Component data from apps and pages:
- Opening Delimiter -
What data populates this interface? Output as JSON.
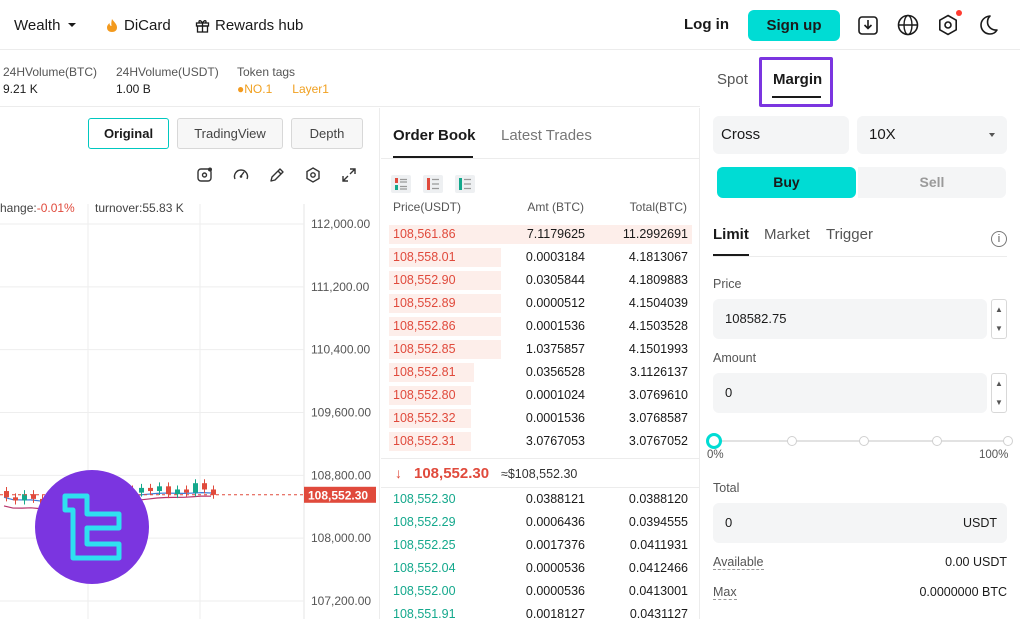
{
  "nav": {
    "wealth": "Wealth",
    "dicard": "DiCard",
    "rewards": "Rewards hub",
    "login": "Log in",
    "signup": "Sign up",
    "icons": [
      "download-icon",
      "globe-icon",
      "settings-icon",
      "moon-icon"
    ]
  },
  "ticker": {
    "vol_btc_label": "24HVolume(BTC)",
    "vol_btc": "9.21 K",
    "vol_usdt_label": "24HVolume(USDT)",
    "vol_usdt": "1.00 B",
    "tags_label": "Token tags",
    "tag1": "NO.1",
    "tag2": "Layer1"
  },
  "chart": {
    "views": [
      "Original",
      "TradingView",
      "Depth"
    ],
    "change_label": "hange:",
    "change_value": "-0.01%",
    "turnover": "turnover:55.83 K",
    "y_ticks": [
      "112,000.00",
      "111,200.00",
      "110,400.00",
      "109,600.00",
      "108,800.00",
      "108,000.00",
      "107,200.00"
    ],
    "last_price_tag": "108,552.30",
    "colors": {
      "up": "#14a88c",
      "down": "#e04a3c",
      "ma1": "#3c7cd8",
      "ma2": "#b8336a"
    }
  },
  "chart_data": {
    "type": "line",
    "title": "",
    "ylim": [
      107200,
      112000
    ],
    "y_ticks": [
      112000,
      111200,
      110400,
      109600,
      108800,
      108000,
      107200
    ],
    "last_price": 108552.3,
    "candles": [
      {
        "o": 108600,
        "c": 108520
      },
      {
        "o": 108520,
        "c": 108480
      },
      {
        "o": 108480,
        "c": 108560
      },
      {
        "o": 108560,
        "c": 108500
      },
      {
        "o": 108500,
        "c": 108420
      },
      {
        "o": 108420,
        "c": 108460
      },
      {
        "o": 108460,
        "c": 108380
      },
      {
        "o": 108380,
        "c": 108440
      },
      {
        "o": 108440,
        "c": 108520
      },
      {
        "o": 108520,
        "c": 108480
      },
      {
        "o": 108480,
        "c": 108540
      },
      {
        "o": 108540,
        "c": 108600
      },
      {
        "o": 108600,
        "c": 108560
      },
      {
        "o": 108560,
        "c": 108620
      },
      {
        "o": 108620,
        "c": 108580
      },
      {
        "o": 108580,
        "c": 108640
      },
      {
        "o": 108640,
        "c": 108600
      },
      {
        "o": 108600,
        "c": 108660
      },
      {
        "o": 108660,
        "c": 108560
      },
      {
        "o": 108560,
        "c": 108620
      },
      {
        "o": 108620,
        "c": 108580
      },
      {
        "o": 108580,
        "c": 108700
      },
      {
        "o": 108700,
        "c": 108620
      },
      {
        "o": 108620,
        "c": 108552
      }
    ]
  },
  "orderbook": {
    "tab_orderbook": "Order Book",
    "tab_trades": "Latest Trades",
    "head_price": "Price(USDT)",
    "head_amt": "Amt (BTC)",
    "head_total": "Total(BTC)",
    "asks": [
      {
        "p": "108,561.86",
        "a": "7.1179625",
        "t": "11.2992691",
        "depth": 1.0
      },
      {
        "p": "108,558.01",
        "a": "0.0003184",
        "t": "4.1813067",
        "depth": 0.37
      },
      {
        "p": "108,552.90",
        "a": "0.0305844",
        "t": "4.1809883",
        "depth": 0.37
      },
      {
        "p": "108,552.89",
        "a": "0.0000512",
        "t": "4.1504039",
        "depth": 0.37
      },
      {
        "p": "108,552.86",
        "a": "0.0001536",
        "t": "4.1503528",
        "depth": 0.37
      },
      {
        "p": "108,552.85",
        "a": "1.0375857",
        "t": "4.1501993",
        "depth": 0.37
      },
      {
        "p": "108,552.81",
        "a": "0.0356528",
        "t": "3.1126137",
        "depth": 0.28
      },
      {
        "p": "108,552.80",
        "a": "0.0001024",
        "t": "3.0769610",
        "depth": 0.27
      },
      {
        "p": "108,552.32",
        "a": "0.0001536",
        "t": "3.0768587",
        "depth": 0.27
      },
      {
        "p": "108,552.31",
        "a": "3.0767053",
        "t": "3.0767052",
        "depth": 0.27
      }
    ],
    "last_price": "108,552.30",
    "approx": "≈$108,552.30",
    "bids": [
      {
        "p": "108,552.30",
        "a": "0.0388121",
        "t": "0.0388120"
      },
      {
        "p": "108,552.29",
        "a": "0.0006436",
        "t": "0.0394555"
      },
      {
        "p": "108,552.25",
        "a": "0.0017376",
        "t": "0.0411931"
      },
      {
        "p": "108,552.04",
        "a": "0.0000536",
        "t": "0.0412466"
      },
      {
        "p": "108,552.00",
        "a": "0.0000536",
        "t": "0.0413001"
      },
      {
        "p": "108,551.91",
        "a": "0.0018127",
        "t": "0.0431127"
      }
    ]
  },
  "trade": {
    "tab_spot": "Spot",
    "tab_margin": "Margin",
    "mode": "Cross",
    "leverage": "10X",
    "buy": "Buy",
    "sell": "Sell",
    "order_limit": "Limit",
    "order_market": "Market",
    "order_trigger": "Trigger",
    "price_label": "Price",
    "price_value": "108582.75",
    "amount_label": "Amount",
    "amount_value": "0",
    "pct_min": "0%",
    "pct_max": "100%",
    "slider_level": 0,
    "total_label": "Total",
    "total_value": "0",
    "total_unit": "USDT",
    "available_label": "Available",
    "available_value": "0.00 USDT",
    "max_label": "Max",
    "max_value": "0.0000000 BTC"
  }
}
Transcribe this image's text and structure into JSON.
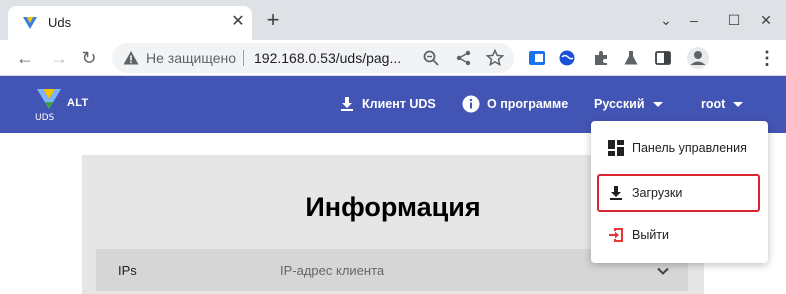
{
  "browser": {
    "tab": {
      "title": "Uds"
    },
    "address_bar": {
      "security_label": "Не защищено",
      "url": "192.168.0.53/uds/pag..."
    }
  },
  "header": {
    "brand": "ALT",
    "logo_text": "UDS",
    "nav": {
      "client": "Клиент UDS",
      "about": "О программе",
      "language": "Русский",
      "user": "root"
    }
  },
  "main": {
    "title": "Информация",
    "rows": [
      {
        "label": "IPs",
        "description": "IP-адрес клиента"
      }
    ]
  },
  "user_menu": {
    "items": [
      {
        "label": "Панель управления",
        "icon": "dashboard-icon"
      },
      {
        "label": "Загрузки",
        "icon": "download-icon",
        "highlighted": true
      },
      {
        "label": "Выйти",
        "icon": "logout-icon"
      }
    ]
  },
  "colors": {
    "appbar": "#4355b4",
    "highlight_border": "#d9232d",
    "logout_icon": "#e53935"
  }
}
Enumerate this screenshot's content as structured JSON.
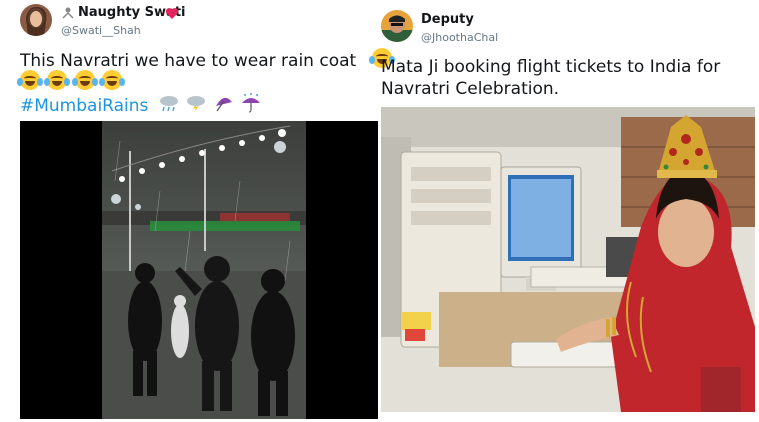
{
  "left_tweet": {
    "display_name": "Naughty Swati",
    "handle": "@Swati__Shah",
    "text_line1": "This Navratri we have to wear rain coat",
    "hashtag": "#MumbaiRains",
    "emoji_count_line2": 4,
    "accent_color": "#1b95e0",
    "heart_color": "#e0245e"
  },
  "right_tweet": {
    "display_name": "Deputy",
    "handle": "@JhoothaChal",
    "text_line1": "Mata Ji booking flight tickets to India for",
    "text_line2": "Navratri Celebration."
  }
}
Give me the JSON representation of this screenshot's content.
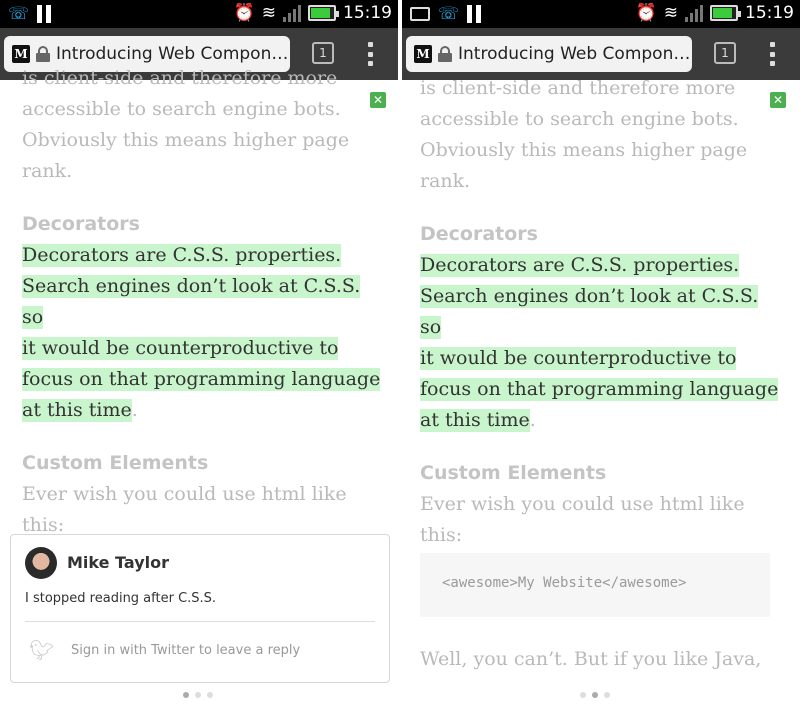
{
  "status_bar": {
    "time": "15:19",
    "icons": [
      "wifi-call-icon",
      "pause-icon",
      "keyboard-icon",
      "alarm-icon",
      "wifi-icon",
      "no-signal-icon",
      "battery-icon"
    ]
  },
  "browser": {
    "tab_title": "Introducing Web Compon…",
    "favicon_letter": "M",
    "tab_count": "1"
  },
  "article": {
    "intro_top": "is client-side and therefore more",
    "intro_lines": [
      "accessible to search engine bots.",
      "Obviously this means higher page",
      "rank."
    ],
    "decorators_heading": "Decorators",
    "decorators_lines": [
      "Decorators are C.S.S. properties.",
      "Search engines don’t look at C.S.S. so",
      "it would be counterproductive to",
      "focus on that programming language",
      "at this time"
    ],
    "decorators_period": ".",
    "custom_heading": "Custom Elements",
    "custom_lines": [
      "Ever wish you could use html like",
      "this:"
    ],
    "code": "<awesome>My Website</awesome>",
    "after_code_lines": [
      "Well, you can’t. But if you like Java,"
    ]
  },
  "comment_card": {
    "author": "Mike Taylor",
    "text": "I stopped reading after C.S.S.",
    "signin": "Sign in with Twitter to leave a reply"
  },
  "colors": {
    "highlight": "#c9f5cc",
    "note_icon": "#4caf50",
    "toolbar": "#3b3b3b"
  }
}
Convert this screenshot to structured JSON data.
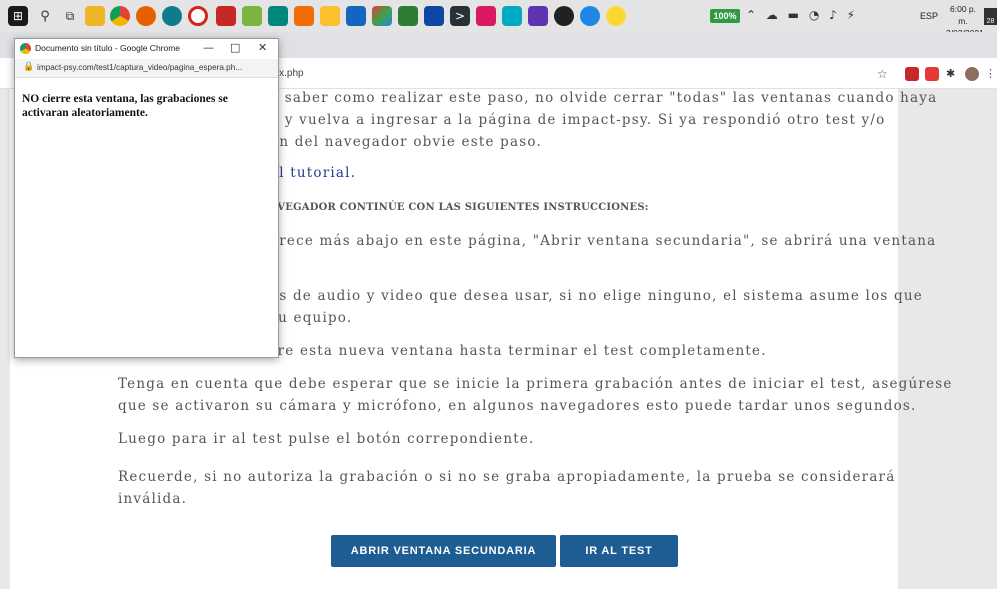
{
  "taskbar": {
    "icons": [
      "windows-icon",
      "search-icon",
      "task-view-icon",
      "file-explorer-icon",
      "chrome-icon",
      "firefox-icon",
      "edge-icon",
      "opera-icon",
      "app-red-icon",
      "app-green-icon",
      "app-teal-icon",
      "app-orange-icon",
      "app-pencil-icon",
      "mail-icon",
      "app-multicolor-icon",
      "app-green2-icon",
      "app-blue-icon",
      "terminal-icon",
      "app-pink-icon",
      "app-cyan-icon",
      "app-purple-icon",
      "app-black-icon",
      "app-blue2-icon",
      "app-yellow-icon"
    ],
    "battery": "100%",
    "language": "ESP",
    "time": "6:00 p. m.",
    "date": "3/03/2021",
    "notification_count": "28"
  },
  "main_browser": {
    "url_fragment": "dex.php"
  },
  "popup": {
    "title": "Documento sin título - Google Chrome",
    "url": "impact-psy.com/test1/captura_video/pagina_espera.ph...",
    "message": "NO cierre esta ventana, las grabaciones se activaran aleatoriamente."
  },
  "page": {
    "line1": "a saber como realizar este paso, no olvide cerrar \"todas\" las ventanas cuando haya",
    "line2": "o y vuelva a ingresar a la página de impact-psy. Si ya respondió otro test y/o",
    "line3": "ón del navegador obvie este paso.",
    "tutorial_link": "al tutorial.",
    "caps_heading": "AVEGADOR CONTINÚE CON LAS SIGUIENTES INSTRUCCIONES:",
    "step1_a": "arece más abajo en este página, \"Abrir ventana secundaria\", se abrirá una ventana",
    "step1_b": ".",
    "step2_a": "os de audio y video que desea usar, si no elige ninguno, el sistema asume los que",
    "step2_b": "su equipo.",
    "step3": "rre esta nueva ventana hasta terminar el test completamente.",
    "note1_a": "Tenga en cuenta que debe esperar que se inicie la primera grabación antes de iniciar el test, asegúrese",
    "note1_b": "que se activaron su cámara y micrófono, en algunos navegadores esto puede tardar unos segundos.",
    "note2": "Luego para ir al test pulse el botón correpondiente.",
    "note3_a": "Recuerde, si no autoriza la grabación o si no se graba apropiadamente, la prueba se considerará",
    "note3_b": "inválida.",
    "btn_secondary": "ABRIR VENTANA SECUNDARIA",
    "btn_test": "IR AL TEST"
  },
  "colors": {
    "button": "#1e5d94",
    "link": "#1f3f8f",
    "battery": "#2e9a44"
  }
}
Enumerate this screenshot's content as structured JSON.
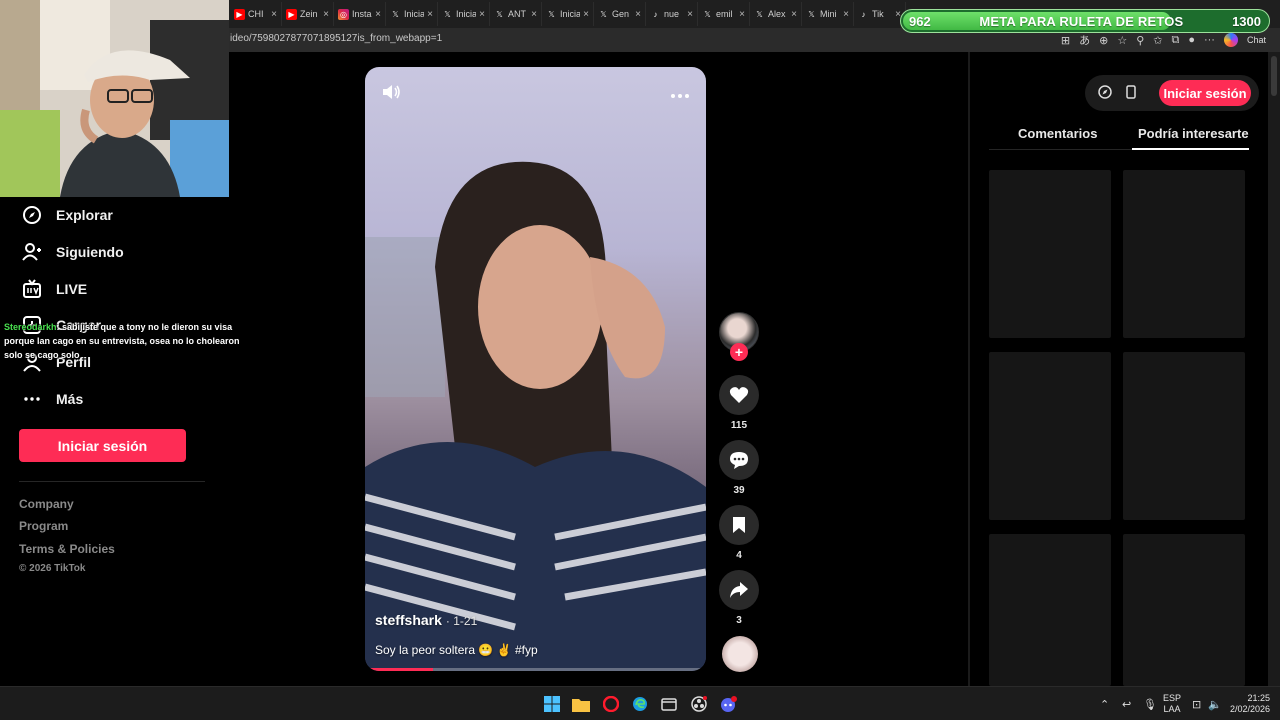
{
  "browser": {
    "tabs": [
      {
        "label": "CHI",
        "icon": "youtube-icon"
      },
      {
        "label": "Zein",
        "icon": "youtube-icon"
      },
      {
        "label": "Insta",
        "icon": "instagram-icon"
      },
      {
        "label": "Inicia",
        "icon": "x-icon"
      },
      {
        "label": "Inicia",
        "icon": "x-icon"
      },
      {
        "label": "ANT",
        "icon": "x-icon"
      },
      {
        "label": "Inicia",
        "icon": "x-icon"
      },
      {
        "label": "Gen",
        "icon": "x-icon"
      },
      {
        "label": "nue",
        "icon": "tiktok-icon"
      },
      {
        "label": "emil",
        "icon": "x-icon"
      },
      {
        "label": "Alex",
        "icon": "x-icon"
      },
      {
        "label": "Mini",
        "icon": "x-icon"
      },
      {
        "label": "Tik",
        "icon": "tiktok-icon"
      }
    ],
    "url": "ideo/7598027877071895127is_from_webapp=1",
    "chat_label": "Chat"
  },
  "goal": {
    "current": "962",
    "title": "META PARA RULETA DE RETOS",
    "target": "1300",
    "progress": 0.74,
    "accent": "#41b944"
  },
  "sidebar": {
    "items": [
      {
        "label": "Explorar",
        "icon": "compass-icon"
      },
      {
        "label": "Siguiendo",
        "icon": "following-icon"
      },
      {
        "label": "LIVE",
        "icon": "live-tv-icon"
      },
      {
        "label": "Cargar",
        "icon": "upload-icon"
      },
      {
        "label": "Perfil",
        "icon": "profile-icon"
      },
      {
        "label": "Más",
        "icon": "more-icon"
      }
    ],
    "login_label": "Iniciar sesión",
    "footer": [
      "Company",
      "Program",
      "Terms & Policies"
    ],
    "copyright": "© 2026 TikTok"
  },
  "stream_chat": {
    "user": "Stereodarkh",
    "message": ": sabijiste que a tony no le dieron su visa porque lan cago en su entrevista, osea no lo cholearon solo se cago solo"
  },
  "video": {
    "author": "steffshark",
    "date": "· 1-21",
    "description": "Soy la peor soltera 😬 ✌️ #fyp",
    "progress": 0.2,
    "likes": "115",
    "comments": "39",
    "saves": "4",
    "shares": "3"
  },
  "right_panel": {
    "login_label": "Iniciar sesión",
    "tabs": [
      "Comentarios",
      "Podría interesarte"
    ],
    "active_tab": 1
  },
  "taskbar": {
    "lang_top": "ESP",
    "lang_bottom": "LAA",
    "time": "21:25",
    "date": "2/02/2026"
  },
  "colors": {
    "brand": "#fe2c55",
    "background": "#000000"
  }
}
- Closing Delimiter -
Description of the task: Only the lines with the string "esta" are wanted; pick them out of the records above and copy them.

Answer below:
    "message": "NO cierre esta ventana, las grabaciones se activaran aleatoriamente."
    "step3": "rre esta nueva ventana hasta terminar el test completamente.",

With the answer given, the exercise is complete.